Article Details

How to Cite
[1]
I. M. R. Mahardika, L. G. N. S. Wahyuningsih, and P. A. Lestarini, “Telenursing in Health Services in the Era of the COVID-19 Pandemic: Literature Review”, Babali Nurs. Res., vol. 3, no. 2, pp. 56-62, Jul. 2022.
Section
Review

References

[1] J. Lee et al., “Hand Sanitizers: a Review on Formulation Aspects, Adverse Effects, and Regulations,” Int. J. Environ. Res. Public Health, vol. 17, p. 3326, 2020.

[2] H. Asiri and M. Househ, “The impact of Telenursing on nursing practice and education: A systematic literature review,” Studies in Health Technology and Informatics, vol. 226. pp. 105–108, 2016, doi: 10.3233/978-1-61499-664-4-105.

[3] S. McLean et al., “The impact of telehealthcare on the quality and safety of care: A systematic overview,” PLoS One, vol. 8, no. 8, 2013, doi: 10.1371/journal.pone.0071238.

[4] V. D. Souza-Junior, I. A. C. Mendes, A. Mazzo, and S. Godoy, “Application of telenursing in nursing practice: An integrative literature review,” Appl. Nurs. Res., vol. 29, pp. 254–260, 2016, doi: 10.1016/j.apnr.2015.05.005.

[5] A. S. Ramelet et al., “Impact of a nurse led telephone intervention on satisfaction and health outcomes of children with inflammatory rheumatic diseases and their families: A crossover randomized clinical trial,” BMC Pediatr., vol. 17, no. 1, pp. 1–10, 2017, doi: 10.1186/s12887-017-0926-5.

[6] R. M. Kleinpell, “Randomized Trial of a Discharge Planning and Telehealth Intervention for Patients Aged 65 and older after Coronary Artery Bypass Surgery,” Int. J. Clin. Cardiol., vol. 2, no. 4, pp. 2–7, 2015, doi: 10.23937/2378-2951/1410044.

[7] J. Gunawan, Y. Aungsuroch, and C. Marzilli, “‘New Normal’ in COVID-19 Era: A Nursing Perspective From Thailand,” J. Am. Med. Dir. Assoc., vol. 21, no. 10, pp. 1514–1515, 2020, doi: 10.1016/j.jamda.2020.07.021.

[8] M. Purabdollah and M. Ghasempour, “Tele-nursing new opportunity for nursing care in COVID-19 pandemic crisis,” Iran.
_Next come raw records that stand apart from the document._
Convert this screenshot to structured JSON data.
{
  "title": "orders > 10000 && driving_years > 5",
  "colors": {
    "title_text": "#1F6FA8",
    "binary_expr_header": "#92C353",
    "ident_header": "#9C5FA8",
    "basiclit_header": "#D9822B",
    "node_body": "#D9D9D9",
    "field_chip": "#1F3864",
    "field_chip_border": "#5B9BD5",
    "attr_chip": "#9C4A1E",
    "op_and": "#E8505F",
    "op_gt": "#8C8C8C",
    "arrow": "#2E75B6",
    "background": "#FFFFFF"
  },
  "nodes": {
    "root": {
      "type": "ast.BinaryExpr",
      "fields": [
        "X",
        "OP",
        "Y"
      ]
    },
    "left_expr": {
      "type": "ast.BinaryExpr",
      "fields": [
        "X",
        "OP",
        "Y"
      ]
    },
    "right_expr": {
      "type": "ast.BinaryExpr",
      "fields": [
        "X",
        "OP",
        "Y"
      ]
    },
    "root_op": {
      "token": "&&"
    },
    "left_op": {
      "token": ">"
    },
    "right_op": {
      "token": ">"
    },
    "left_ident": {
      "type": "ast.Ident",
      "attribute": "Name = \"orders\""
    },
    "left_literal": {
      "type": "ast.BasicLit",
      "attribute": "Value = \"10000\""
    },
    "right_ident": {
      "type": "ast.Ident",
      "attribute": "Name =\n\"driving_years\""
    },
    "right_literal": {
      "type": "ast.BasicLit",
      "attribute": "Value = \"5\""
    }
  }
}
J. Public Health, vol. 49, pp. 130–131, 2020, doi: 10.18502/ijph.v49is1.3685.

[9] H. B. Demeke et al., “50 US Department of Health and Human Services/Centers for Disease Control and Prevention Telehealth Practice Among Health Centers During the COVID-19 Pandemic-United States,” vol. 69, no. 50, pp. 1902–1905, 2020, [Online]. Available: https://www.hrsa.gov/rural-health/about-us/definition/index.html.

[10] M. Ebrahimabadi, F. Rafiei, and N. Nejat, “Can tele-nursing affect the supportive care needs of patients with cancer undergoing chemotherapy? A randomized controlled trial follow-up study,” Support. Care Cancer, vol. 29, no. 10, pp. 5865–5872, 2021, doi: 10.1007/s00520-021-06056-5.

[11] Z. Kord et al., “Telenursing home care and COVID-19: A qualitative study,” BMJ Support. Palliat. Care, pp. 1–9, 2021, doi: 10.1136/bmjspcare-2021-003001.

[12] F. Ghoulami-Shilsari and M. Esmaeilpour Bandboni, “Tele-Nursing in Chronic Disease Care: A Systematic Review,” Jundishapur J. Chronic Dis. Care, vol. In Press, no. In Press, 2019, doi: 10.5812/jjcdc.84379.

[13] S. F. Goran, “A second set of eyes: An introduction to tele-ICU,” Crit. Care Nurse, vol. 30, no. 4, pp. 46–55, 2010, doi: 10.4037/ccn2010283.

[14] F. Diğin and Z. Kizilcik Özkan, “Telehealth and Telenursing in COVID-19 Pandemic,” Turkiye Klin. J. Nurs. Sci., vol. 13, no. 4, pp. 987–993, 2021, doi: 10.5336/nurses.2020-80858.